Richard received his Bachelor of Arts degree in Religious Studies from University of Waterloo, a Master of Arts in Theology from St. Michael’s University in the Toronto School of Theology and a Doctor of Philosophy in Theology from Wycliffe College, Toronto.

Richard taught at Presbyterian College (2001-2009) in the Montreal School of Theology at McGill University in the areas of Preaching, Pastoral Theology, Introduction to Ministry and Church, Ministry and Sacraments.

Richard holds the St. Andrew’s Hall Chair in Studies in the Reformed Tradition. He teaches in the areas of Introduction to Theology, Reformation History, Christian Spirituality and Reformed Theology of the 19th and Twentieth Century. He has also lectured at Regent College in the area of Theology and Proclamation. He has published in the areas of theological hermeneutics, homiletics, philosophy of religion, systematic theology and the theologies of John Calvin and Karl Barth.

We’re hiring: Facilities and Maintenance Worker

Facilities and Maintenance Worker

Canadian Memorial United Church and Centre for Peace is looking for a reliable worker to assist in operating and ensuring the good maintenance of our church and community buildings. Reporting to the Administrator, the Facilities and Maintenance Worker will identify maintenance issues, undertake light repairs and routine caretaking items, and set up rooms for events and activities.

This regular part-time morning position offers some flexibility in scheduling and requires a self-motivated, enthusiastic and well organized individual with a generalist’s skills in maintenance who is also able to oversee contractors.

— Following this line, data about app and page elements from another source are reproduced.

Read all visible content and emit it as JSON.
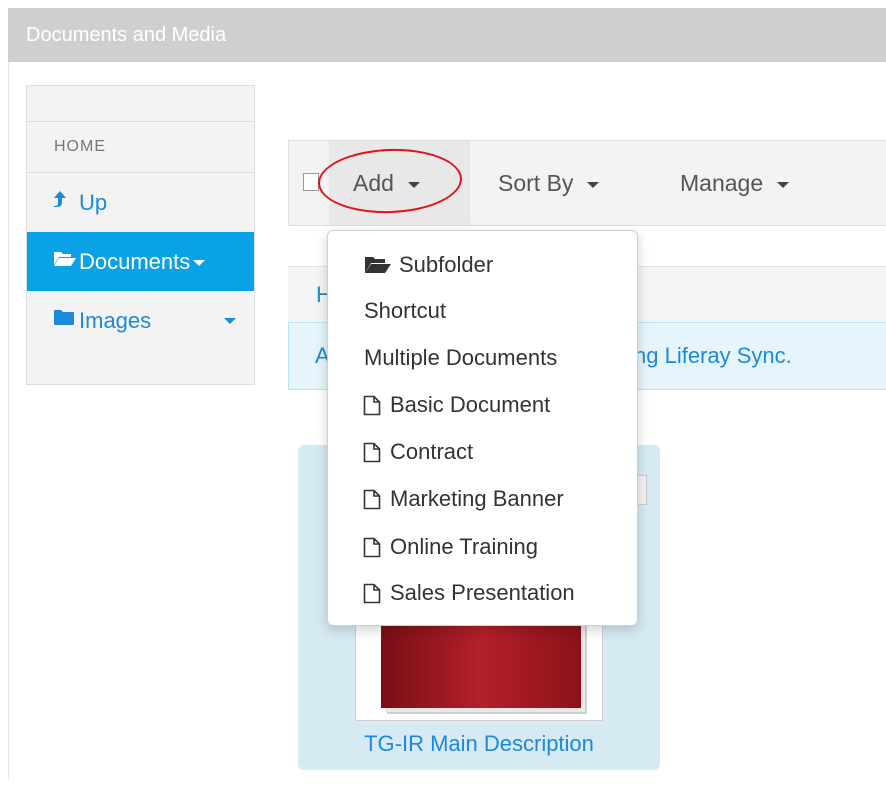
{
  "portlet": {
    "title": "Documents and Media"
  },
  "sidebar": {
    "home_label": "HOME",
    "items": [
      {
        "label": "Up",
        "icon": "up-arrow-icon"
      },
      {
        "label": "Documents",
        "icon": "folder-open-icon",
        "active": true
      },
      {
        "label": "Images",
        "icon": "folder-icon"
      }
    ]
  },
  "toolbar": {
    "add_label": "Add",
    "sort_label": "Sort By",
    "manage_label": "Manage"
  },
  "breadcrumb": {
    "text": "H"
  },
  "info": {
    "prefix": "A",
    "suffix": "ng Liferay Sync."
  },
  "card": {
    "title": "TG-IR Main Description"
  },
  "add_menu": {
    "items": [
      {
        "label": "Subfolder",
        "icon": "folder-open-icon"
      },
      {
        "label": "Shortcut",
        "icon": ""
      },
      {
        "label": "Multiple Documents",
        "icon": ""
      },
      {
        "label": "Basic Document",
        "icon": "file-icon"
      },
      {
        "label": "Contract",
        "icon": "file-icon"
      },
      {
        "label": "Marketing Banner",
        "icon": "file-icon"
      },
      {
        "label": "Online Training",
        "icon": "file-icon"
      },
      {
        "label": "Sales Presentation",
        "icon": "file-icon"
      }
    ]
  },
  "colors": {
    "accent": "#0aa2e6",
    "link": "#1c8ad6",
    "annotation": "#e0141a"
  }
}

Key Responsibilities

  • Be available for early morning work, usually starting between 6:30 – 8:00am, or as needed depending on scheduled events.
  • Set up chairs, tables, resource equipment and audio/visual equipment according to plans provided for events and activities
  • Represent Canadian Memorial United Church positively, provide facility users building access as needed and assist them with requests, equipment troubleshooting and similar concerns
  • Carry out routine maintenance work as required in the facilities and grounds including small repairs, basic plumbing, light painting and similar work. Liaise with and provide oversight of contractors for larger maintenance work
  • Ensure facilities and equipment are in good working order, assist in planning routine and preventative maintenance work
  • Carry out light spot cleaning as needed in support of cleaning staff; maintain tidiness of grounds
  • Other duties as required

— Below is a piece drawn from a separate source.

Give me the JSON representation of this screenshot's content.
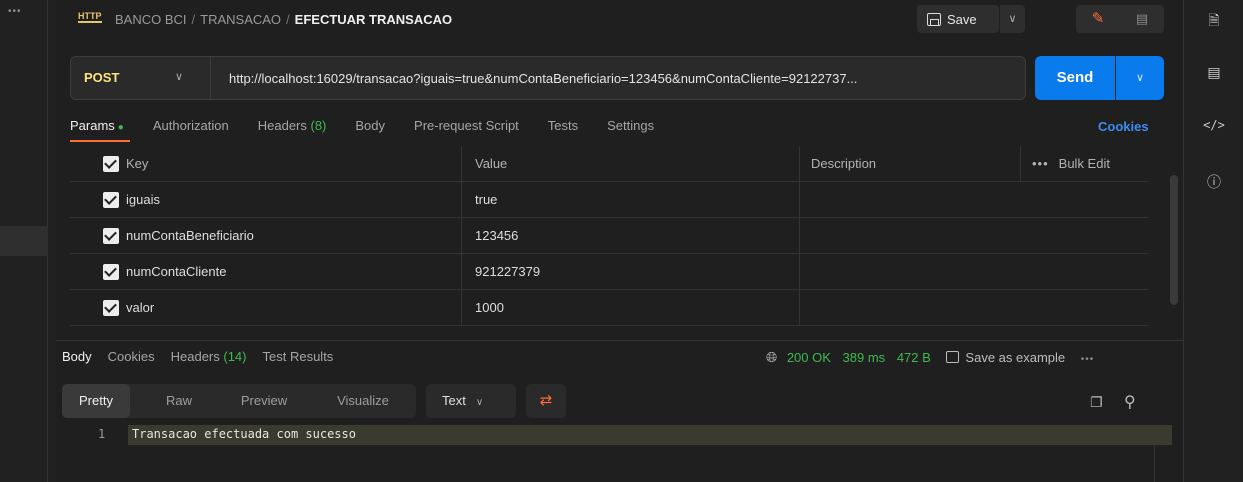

Knowledge, Skills and Experience

  • 5 years’ experience and/or relevant education in a maintenance or caretaker role with hands-on knowledge of basic repair and facility upkeep. WHMIS, relevant trade or technical certificates are an asset.
  • An entry level knowledge of modern computer technology, comfort learning and utilizing programs for communications, planning and task scheduling
  • Access to a reliable vehicle, a good driving record, and willingness to travel locally as required
  • Ability to move and lift heavy loads
  • A proven track record as a reliable, accountable, independent worker who demonstrates initiative and effectively works without supervision to maximize available time
  • Strong planning and logistical skills, good trouble-shooting ability, a creative mind and can-do attitude
  • Ability to communicate clearly, effectively relate issues and concerns to the administration, and feel comfortable dealing with the public
  • Ability to perform calmly under pressure in a facility that can be fast paced and present unexpected demands
  • Access to tools or workshop space an asset

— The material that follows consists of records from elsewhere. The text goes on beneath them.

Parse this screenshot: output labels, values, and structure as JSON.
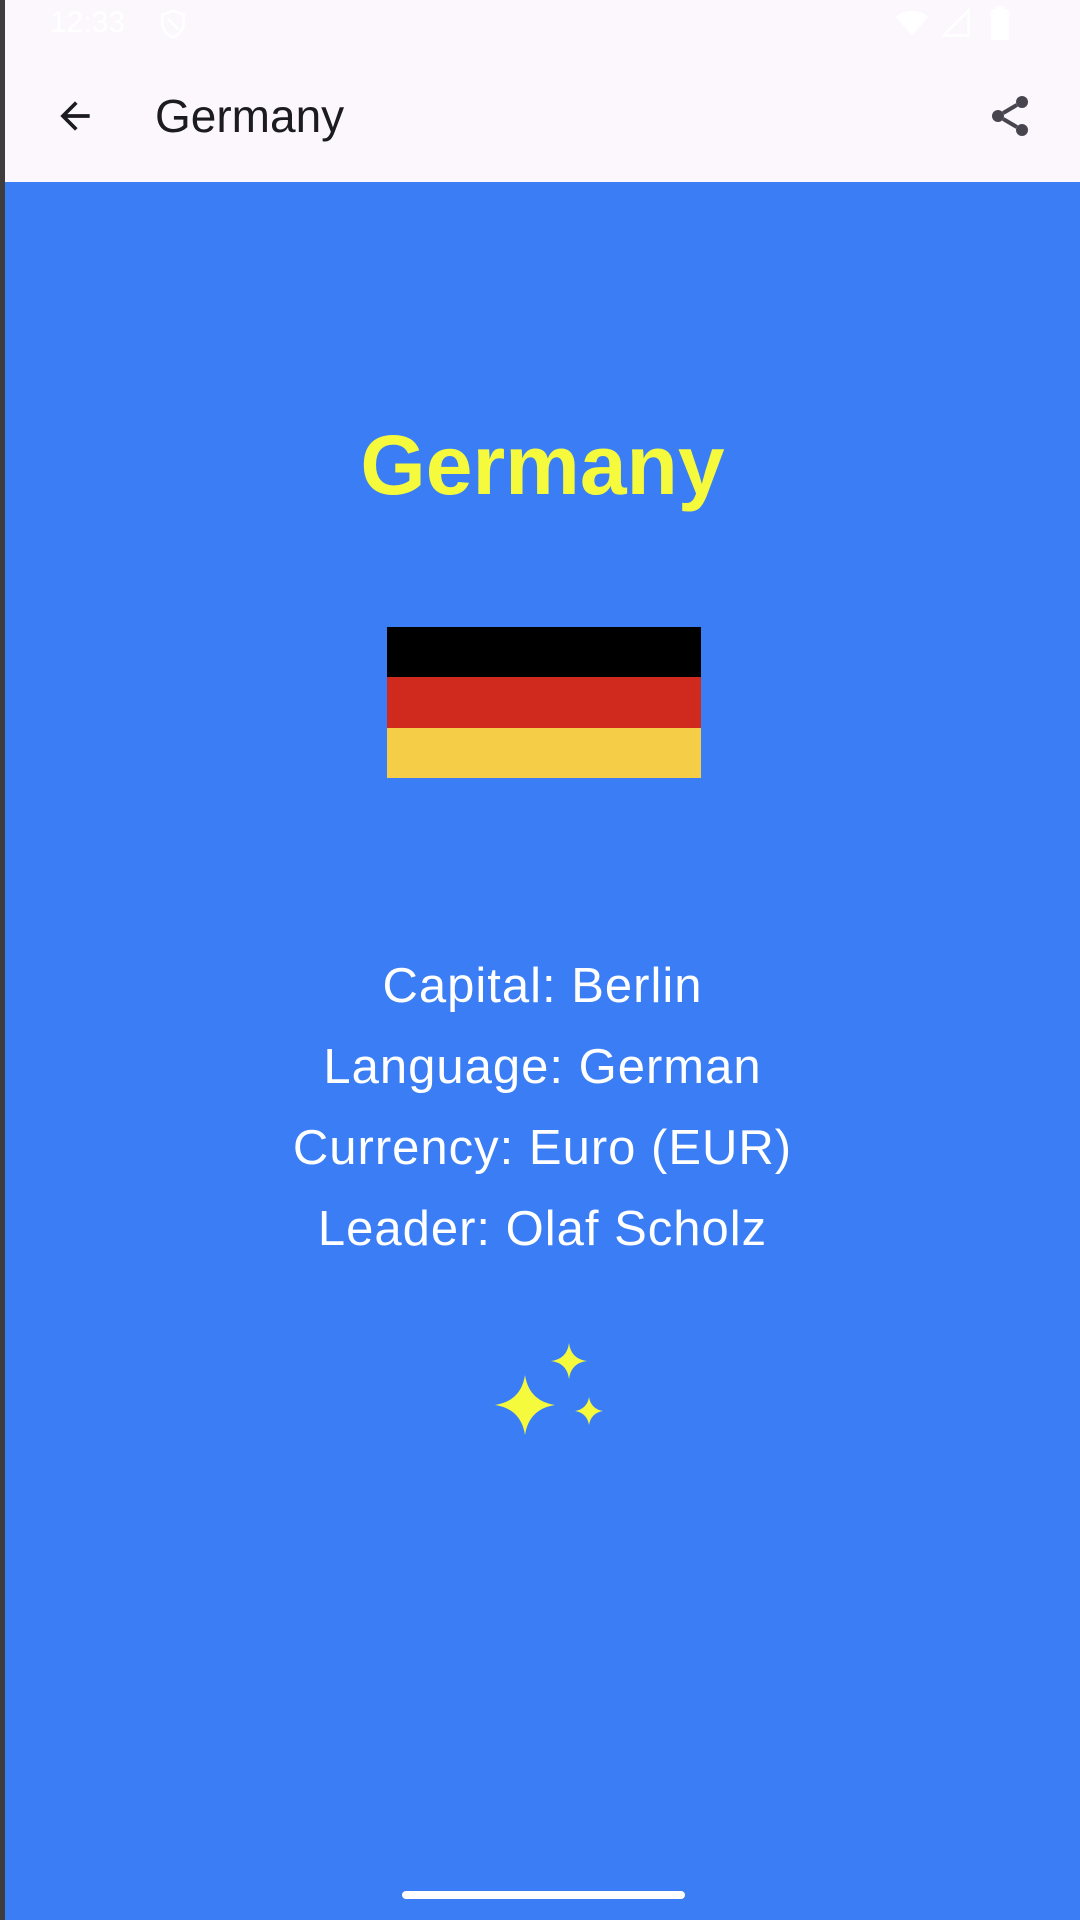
{
  "status_bar": {
    "time": "12:33",
    "icons": [
      "shield-icon",
      "wifi-icon",
      "signal-icon",
      "battery-icon"
    ]
  },
  "app_bar": {
    "back_icon": "arrow-back-icon",
    "title": "Germany",
    "share_icon": "share-icon"
  },
  "country": {
    "name": "Germany",
    "flag": {
      "stripes": [
        "#000000",
        "#cf2a1d",
        "#f6cd47"
      ]
    },
    "facts": {
      "capital": "Capital: Berlin",
      "language": "Language: German",
      "currency": "Currency: Euro (EUR)",
      "leader": "Leader: Olaf Scholz"
    },
    "decoration_icon": "sparkles-icon"
  },
  "colors": {
    "background": "#3a7df5",
    "heading": "#f6fa3c",
    "app_bar": "#fbf7fd",
    "sparkles": "#f6fa3c"
  }
}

Compensation

This position starts with a compensation of $19.00/hour for an average 20 hour work week and is subject to a 3-month probationary period. It qualifies for United Church of Canada benefits (pension plan, group insurance plan) and Medical Services Plan. 2 weeks’ vacation is offered, the pay for which to be calculated at a rate of 4% of gross salary.

To Apply

Please send a cover letter and resume by email only to Alison Therriault: admin@canandianmemorial.org. This posting closes on October 27, 2016. While we thank all applicants for their interest, only those selected for an interview will be contacted.